Aim of the exercise
In the data, find each line where the word "time" appears and list that line.

Entries shown
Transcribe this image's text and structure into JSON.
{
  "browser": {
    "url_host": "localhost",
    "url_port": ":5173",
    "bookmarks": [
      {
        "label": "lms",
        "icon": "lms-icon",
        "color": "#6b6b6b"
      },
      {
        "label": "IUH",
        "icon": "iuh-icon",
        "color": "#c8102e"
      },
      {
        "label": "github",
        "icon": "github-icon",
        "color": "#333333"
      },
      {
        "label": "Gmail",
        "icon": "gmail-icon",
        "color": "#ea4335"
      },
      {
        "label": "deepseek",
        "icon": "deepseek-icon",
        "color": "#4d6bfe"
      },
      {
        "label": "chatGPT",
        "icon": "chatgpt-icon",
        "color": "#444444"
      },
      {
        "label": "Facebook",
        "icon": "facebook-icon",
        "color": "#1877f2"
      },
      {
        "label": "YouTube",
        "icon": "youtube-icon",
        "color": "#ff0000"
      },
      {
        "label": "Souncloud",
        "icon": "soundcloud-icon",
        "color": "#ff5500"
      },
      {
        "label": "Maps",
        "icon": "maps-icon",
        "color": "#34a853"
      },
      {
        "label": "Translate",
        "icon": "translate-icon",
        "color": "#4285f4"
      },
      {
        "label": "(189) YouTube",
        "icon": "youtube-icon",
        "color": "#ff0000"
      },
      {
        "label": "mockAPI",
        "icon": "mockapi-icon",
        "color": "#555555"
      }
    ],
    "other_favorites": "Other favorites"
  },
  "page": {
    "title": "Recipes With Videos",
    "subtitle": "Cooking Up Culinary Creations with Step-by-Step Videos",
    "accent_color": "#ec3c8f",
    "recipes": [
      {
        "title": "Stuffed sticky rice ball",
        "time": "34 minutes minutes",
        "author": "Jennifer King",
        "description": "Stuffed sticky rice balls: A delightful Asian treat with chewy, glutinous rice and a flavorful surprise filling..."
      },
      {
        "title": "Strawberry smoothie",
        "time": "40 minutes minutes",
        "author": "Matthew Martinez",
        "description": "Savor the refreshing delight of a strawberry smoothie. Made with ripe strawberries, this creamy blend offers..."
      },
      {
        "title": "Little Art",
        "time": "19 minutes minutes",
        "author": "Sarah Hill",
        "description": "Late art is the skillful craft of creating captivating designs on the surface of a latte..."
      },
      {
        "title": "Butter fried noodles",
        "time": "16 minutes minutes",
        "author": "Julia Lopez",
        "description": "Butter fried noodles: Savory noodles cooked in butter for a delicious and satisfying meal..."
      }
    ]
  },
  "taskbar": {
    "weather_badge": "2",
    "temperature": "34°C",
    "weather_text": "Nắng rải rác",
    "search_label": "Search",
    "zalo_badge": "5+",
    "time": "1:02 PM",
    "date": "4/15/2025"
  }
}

Output of the task
        "time": "34 minutes minutes",
        "time": "40 minutes minutes",
        "time": "19 minutes minutes",
        "time": "16 minutes minutes",
    "time": "1:02 PM",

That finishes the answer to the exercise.